_What is expected_
Please give the number of lines in the entries below that hold "Change", with no other words.

_Supplied material_
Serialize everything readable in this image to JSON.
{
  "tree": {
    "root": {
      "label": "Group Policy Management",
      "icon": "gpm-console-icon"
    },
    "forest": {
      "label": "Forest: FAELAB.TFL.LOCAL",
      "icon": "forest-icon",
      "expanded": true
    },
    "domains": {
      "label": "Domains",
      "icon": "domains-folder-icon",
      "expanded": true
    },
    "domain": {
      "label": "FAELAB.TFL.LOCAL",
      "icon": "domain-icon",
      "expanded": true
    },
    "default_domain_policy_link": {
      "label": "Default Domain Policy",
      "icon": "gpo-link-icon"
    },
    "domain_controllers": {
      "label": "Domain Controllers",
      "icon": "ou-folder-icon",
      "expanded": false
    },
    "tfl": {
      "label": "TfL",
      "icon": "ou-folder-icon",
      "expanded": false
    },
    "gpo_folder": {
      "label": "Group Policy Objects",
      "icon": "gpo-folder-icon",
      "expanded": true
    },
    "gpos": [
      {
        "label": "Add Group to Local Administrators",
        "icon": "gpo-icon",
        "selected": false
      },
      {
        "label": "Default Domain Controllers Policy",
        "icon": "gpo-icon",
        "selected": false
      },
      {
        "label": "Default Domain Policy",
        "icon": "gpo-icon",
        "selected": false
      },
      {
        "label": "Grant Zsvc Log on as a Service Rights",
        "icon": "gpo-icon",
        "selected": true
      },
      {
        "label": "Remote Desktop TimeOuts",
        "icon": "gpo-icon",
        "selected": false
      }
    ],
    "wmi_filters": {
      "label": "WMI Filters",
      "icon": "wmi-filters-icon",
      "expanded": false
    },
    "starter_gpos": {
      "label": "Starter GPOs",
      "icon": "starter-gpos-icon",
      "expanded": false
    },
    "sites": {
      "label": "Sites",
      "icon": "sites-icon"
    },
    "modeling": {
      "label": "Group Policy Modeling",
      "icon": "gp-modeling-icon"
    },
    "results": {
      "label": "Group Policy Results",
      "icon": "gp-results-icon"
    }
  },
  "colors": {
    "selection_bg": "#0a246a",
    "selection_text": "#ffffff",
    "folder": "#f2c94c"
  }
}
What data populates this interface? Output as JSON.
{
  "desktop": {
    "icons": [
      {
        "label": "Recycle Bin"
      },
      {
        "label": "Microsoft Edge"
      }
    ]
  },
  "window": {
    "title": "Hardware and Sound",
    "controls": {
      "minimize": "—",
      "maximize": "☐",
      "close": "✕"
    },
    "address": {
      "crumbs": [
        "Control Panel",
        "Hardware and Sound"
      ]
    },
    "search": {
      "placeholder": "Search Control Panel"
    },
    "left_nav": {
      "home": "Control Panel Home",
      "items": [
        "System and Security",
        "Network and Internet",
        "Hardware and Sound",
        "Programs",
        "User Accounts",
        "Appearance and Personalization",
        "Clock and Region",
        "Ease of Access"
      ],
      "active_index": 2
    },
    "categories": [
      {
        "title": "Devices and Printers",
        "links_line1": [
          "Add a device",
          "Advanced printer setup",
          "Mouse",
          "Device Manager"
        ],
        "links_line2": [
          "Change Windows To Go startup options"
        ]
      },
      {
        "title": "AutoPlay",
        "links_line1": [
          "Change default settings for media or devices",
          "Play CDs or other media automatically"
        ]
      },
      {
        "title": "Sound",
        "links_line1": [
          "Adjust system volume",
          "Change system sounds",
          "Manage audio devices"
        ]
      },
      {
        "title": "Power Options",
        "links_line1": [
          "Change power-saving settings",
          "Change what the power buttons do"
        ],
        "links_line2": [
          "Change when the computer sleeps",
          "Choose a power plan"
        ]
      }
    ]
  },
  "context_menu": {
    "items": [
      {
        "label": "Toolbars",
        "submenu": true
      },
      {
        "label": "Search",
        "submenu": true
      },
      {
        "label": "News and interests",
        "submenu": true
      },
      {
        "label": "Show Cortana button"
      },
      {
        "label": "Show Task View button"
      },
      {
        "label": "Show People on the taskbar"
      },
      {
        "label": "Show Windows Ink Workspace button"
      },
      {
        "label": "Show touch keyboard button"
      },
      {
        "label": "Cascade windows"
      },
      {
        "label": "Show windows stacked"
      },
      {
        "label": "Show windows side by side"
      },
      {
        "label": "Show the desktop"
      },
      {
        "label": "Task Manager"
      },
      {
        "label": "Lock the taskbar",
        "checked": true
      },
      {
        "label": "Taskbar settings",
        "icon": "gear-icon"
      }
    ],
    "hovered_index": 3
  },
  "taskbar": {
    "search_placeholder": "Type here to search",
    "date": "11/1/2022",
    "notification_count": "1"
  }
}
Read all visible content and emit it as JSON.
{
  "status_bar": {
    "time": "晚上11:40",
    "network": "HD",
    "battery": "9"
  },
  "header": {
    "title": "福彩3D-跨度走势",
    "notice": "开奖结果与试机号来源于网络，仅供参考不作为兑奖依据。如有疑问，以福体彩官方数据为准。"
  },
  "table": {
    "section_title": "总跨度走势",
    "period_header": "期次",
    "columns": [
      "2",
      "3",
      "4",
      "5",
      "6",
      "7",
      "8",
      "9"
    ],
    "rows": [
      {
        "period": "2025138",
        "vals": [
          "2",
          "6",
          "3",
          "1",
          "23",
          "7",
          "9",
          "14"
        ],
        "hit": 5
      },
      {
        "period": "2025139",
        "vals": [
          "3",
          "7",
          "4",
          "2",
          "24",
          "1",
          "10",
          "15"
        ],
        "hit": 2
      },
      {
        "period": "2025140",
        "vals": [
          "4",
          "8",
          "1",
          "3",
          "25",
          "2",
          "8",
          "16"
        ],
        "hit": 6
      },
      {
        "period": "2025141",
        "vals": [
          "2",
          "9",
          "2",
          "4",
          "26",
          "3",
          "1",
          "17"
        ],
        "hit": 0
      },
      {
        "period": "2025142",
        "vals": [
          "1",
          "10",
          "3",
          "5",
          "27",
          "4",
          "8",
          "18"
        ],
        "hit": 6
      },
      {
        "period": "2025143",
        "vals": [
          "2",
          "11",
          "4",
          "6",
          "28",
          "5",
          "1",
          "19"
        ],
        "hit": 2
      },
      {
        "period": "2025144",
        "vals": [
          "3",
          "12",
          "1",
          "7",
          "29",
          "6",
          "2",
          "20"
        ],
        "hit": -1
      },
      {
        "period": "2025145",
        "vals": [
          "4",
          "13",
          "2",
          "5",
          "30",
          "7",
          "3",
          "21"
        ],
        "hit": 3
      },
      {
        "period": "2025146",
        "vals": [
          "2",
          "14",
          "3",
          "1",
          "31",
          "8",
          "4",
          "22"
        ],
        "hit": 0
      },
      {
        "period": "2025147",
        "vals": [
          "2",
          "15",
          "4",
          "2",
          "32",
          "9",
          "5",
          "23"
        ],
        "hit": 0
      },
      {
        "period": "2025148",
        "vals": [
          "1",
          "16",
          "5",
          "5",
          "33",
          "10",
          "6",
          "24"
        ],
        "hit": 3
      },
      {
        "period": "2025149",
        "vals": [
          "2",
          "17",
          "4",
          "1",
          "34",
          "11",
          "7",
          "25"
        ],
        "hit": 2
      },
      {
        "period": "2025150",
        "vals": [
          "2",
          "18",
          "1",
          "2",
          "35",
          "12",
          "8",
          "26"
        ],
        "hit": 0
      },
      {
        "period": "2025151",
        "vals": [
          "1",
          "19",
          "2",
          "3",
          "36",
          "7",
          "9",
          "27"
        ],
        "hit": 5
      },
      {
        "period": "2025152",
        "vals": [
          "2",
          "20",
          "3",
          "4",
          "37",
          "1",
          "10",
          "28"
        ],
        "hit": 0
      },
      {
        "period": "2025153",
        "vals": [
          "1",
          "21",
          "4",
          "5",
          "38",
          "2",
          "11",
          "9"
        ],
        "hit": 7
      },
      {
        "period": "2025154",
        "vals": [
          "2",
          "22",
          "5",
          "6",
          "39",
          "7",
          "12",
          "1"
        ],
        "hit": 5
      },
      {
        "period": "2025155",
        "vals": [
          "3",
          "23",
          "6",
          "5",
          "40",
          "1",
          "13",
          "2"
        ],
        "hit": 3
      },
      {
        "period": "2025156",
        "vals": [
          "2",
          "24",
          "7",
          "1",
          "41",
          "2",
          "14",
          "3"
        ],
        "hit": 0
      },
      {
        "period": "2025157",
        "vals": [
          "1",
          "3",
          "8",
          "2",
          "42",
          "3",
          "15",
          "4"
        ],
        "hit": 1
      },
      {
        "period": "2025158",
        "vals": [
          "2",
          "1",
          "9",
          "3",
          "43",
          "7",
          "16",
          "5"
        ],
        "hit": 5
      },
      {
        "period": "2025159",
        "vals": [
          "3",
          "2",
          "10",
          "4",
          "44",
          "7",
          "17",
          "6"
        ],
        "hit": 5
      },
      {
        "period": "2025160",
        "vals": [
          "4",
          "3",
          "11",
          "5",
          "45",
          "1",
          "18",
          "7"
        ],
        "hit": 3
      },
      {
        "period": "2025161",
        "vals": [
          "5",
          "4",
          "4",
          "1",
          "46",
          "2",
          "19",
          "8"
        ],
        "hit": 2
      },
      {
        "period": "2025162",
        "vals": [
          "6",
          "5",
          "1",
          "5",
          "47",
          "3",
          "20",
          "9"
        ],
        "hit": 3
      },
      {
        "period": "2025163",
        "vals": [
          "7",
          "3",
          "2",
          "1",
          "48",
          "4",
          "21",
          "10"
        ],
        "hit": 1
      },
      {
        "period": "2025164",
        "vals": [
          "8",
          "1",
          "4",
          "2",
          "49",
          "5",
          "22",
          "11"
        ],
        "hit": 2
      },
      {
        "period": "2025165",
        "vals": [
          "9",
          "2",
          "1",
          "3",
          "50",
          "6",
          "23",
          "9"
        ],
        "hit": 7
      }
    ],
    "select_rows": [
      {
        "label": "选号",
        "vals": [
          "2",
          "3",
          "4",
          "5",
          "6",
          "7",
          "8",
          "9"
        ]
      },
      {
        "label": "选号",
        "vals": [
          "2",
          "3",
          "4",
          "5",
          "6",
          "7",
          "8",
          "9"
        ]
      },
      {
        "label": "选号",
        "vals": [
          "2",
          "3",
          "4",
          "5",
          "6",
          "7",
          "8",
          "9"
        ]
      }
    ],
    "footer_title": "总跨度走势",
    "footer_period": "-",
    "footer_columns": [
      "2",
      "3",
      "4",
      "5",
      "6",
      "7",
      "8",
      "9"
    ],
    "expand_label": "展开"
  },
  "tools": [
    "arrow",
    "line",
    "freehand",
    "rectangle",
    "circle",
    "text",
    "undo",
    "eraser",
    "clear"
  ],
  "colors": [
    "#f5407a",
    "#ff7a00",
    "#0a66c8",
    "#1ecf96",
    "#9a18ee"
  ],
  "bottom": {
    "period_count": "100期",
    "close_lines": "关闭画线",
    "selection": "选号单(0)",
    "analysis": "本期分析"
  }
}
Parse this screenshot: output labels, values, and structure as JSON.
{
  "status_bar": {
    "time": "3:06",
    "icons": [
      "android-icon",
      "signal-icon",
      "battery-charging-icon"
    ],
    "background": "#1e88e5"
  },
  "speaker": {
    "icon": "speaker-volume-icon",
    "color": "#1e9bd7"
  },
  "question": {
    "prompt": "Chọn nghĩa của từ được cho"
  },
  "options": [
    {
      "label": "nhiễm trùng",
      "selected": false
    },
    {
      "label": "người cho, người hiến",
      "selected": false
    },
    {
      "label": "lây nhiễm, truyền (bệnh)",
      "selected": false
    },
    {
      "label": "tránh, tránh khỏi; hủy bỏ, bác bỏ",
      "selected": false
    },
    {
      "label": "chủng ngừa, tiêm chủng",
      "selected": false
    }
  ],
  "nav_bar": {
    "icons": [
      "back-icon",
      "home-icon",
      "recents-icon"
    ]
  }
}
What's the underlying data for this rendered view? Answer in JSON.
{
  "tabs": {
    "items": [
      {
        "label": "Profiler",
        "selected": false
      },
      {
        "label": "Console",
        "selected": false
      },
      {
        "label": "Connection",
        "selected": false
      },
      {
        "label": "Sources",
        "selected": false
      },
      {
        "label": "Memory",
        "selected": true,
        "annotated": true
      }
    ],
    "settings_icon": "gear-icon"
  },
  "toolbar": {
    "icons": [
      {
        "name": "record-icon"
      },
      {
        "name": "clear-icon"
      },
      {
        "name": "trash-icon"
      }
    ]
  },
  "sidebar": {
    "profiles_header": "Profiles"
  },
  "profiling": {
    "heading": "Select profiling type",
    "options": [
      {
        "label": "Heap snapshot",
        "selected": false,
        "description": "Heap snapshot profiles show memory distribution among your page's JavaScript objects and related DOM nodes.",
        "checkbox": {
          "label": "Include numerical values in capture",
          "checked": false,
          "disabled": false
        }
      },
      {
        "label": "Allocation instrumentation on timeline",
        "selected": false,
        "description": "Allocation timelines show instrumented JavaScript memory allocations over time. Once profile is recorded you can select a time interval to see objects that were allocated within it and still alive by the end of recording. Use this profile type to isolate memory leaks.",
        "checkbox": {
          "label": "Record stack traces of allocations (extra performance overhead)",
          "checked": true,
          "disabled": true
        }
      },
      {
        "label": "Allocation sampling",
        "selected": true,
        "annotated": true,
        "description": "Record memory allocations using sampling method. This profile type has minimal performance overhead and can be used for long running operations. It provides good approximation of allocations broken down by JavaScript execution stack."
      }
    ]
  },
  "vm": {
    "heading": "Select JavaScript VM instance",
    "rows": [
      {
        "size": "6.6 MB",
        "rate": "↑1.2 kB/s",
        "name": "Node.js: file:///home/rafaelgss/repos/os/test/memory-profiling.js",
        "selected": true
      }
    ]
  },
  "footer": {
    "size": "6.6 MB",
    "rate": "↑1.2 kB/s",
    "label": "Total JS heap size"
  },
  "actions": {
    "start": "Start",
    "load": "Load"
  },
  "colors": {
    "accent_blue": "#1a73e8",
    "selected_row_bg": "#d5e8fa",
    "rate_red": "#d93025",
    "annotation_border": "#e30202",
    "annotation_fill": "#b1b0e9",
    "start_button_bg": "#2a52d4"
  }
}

_Answer to this exercise_
6